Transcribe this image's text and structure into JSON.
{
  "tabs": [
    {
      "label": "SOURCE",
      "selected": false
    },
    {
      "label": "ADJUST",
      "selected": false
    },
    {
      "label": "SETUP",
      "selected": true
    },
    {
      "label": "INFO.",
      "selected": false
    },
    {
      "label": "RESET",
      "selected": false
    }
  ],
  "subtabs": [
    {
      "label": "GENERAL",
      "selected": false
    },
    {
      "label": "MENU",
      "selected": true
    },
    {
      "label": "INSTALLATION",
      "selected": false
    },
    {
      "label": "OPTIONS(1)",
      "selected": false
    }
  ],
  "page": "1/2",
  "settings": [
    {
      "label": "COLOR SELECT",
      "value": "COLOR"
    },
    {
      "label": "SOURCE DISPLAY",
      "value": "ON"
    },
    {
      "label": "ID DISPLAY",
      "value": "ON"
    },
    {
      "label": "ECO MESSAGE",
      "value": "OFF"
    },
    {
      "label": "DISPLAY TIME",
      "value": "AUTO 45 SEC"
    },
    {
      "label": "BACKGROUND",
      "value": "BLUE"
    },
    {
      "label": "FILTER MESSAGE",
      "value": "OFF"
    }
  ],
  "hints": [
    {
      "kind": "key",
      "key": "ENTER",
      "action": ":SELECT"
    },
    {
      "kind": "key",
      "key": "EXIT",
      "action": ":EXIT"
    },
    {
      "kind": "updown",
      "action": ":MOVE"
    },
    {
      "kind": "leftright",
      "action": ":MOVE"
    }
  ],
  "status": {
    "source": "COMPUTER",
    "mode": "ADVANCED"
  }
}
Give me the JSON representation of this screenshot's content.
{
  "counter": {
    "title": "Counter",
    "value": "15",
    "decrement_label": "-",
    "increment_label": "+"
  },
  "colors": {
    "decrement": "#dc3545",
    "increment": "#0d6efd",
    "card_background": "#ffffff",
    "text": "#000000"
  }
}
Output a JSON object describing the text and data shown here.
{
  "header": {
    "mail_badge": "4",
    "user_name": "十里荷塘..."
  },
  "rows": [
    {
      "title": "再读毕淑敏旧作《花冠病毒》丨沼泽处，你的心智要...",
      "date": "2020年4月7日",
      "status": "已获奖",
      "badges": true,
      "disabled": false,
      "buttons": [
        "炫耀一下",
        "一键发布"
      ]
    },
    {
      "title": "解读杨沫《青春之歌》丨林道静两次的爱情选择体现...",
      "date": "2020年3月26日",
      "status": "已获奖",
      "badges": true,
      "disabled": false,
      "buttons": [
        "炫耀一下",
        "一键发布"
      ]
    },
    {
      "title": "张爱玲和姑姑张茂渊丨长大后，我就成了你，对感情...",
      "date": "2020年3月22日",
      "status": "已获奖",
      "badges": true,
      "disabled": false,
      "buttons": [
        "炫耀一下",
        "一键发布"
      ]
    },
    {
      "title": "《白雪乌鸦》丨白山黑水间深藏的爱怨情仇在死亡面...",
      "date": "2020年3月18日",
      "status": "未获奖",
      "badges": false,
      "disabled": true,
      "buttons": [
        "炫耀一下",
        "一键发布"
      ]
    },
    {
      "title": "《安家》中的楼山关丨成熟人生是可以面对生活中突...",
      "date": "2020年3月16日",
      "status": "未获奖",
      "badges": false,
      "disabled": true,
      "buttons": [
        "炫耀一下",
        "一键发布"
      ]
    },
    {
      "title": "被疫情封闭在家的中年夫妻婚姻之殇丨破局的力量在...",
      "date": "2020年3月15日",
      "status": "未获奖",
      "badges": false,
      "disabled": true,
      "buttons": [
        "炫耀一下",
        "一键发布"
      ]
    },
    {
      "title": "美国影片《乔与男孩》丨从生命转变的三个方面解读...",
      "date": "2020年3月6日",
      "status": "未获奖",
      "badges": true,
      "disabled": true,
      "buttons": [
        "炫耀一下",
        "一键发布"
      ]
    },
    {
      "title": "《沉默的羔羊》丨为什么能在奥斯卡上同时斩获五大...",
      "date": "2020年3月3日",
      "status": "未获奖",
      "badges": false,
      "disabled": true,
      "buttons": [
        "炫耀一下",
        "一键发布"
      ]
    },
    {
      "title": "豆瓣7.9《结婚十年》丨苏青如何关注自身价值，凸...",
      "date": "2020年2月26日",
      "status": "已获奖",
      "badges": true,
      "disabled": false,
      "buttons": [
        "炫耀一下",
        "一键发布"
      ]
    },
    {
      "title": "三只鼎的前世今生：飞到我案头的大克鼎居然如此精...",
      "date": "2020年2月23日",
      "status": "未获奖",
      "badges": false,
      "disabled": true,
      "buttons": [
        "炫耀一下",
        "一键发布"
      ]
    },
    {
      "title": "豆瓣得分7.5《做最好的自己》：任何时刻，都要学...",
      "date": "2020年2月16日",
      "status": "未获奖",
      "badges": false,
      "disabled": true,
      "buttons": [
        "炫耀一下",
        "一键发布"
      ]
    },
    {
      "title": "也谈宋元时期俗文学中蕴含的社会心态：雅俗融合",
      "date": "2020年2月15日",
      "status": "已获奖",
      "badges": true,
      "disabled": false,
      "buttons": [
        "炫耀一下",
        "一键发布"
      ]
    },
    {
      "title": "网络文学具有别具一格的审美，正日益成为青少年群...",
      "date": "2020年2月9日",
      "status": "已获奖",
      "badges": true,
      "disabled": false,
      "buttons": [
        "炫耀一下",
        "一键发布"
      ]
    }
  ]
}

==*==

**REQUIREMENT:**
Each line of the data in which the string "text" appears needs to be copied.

**RESPONSE FOR THIS EXERCISE:**
Transcribe this image's text and structure into JSON.
    "text": "#000000"
Output a JSON object describing the text and data shown here.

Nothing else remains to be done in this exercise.